Wine consumption steady, but spend per bottle is down
A new report from Wine Intelligence has revealed the impact of COVID-19 on the Australian wine market; the report reveals Australian wine consumption is holding up but spend per bottle is down with many wine drinkers being cautious about going out once lockdown is over.
The survey was conducted during the last week of March and the first week of April, just as social distancing rules and then lockdown was put into effect by the Australian government.
The data from the survey of 1000 Australian monthly wine drinkers suggests that Australians are replacing their old social drinking occasions with regular online interactions with friends and wine occasions with those in their household.
Wine Intelligence said: “The timing of the survey coincided with a period when new behaviours and norms were being established by households across the nation.
“Survey questions probed how people were interacting with wine, but also around broader attitudes – to other alcoholic beverages, to social and travel activities after lockdown, and to financial and lifestyle priorities.

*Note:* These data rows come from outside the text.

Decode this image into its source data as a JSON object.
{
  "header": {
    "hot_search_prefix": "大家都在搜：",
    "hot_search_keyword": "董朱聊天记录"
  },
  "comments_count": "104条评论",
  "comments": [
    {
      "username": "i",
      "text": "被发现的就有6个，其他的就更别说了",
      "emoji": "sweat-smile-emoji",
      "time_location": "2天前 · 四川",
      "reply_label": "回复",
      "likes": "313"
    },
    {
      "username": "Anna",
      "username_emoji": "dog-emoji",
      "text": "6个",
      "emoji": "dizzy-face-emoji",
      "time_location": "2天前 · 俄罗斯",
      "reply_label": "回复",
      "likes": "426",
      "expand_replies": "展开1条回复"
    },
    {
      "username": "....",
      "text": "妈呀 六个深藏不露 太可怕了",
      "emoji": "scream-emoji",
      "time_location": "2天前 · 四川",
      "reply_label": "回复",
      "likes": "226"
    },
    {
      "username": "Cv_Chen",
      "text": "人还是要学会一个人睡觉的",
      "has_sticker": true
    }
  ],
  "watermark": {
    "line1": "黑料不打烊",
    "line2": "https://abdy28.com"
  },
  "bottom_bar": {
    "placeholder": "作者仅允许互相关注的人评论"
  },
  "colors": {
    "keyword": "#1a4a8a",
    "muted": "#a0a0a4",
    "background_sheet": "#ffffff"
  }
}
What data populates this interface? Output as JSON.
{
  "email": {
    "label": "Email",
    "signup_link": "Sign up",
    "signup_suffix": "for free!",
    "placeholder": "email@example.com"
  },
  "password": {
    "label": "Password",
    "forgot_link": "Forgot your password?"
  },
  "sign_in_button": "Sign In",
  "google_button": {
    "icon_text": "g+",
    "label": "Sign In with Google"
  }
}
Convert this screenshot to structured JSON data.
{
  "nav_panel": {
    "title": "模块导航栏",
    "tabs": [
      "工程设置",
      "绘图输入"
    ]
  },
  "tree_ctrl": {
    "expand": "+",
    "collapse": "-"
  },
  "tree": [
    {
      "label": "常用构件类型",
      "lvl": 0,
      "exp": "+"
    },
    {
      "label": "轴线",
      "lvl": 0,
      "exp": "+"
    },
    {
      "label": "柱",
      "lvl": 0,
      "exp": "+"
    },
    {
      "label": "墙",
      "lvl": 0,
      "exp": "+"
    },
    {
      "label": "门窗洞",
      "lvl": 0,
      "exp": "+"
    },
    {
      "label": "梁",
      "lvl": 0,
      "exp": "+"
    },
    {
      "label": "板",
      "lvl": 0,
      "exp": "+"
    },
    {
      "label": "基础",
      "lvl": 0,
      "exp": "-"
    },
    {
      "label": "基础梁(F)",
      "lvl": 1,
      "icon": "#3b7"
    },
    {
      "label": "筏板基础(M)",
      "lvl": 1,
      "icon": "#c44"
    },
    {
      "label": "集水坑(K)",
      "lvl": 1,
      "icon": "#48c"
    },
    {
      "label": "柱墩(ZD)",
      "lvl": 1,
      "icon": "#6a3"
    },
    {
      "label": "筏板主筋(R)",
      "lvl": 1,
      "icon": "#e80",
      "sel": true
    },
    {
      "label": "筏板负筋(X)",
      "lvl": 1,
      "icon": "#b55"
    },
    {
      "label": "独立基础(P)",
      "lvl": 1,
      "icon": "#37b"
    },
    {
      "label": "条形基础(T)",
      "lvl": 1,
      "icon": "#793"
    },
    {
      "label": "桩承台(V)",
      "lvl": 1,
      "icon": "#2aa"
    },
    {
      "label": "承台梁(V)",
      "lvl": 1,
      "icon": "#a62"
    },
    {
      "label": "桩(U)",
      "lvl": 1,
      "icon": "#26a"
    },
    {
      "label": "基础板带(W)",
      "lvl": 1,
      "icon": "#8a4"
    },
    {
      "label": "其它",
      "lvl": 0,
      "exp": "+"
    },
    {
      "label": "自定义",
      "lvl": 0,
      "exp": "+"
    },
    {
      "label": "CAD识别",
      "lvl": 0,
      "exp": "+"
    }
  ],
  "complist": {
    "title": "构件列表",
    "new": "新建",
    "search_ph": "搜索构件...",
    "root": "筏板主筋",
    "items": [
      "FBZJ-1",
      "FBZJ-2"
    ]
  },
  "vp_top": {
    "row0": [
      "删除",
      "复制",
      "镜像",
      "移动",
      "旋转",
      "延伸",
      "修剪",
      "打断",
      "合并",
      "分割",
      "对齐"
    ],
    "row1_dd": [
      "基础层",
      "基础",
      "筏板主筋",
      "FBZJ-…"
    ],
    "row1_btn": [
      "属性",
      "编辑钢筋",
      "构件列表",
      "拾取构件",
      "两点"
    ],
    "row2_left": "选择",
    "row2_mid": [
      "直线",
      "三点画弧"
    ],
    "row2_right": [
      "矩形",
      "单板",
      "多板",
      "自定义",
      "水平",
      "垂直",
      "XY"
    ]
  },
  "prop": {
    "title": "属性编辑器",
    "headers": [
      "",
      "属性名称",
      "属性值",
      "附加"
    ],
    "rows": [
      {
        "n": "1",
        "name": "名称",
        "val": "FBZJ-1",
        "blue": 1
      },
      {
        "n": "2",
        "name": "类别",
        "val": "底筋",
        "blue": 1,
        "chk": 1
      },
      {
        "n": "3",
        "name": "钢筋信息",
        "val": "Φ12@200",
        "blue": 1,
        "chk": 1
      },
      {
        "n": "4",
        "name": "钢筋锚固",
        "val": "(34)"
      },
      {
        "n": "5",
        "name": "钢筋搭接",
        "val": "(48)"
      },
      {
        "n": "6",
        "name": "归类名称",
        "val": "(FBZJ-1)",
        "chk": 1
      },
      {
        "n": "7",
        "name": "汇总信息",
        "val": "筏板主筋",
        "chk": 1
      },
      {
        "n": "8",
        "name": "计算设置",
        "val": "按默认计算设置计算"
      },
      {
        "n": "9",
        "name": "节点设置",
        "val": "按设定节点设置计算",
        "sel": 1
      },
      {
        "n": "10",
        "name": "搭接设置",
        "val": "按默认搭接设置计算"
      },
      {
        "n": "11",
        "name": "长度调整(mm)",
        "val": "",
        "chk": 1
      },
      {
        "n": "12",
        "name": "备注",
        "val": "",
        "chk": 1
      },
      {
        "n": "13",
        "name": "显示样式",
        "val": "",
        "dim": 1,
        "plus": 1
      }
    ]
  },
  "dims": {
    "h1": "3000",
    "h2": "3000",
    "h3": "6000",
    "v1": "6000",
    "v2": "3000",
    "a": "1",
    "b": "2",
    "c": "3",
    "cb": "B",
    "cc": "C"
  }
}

“A more detailed examination of the data suggests that Australian wine consumers are torn between maintaining normal behaviour patterns and acknowledging the major changes to lifestyles and economic prospects.
“On one level, it seems to be a case of ‘keep calm and carry on’: wine drinking is holding up, with old social occasions in pubs, restaurants and other people’s houses replaced by more intimate family events or online socialising.
“Those in Gen X (aged 40-54) increased their frequency of wine drinking during the lockdown period with those in Gen Z, the youngest cohort, reducing their frequency of wine drinking the most.”
The report also examined sentiment about the economy and the state of the world, post-pandemic and it has clearly been affected.
Spend per bottle of wine for home consumption is down, with wine drinkers in Australia reducing their typical spend for all at-home occasions, and particularly for the most frequent occasion of a relaxing drink or informal meal at home. There is also understandable caution about the extent to which normal social activities, vacations and events will be accessible in the immediate aftermath of lockdown.
Commenting on the report, Wine Intelligence CEO Lulie Halstead said: “It’s clear that Australia’s wine consumers are still feeling their way into a new pattern of behaviour. Our evidence suggests that wine is still an important part of people’s lives, but they are showing some understandable caution about finances given all the uncertainties caused by the pandemic.”
She added: “It’s encouraging to see that some consumers are actively planning on living life to the full once they are allowed to do so, and they tend to be those people who are already highly involved in wine, which will provide some reassurance to wine producers.”
Looking ahead there is some encouragement for the wine category with around 25 per cent of those polled saying they were looking forward to trying new styles of food and drinks, and buying more expensive wine once the pandemic has passed.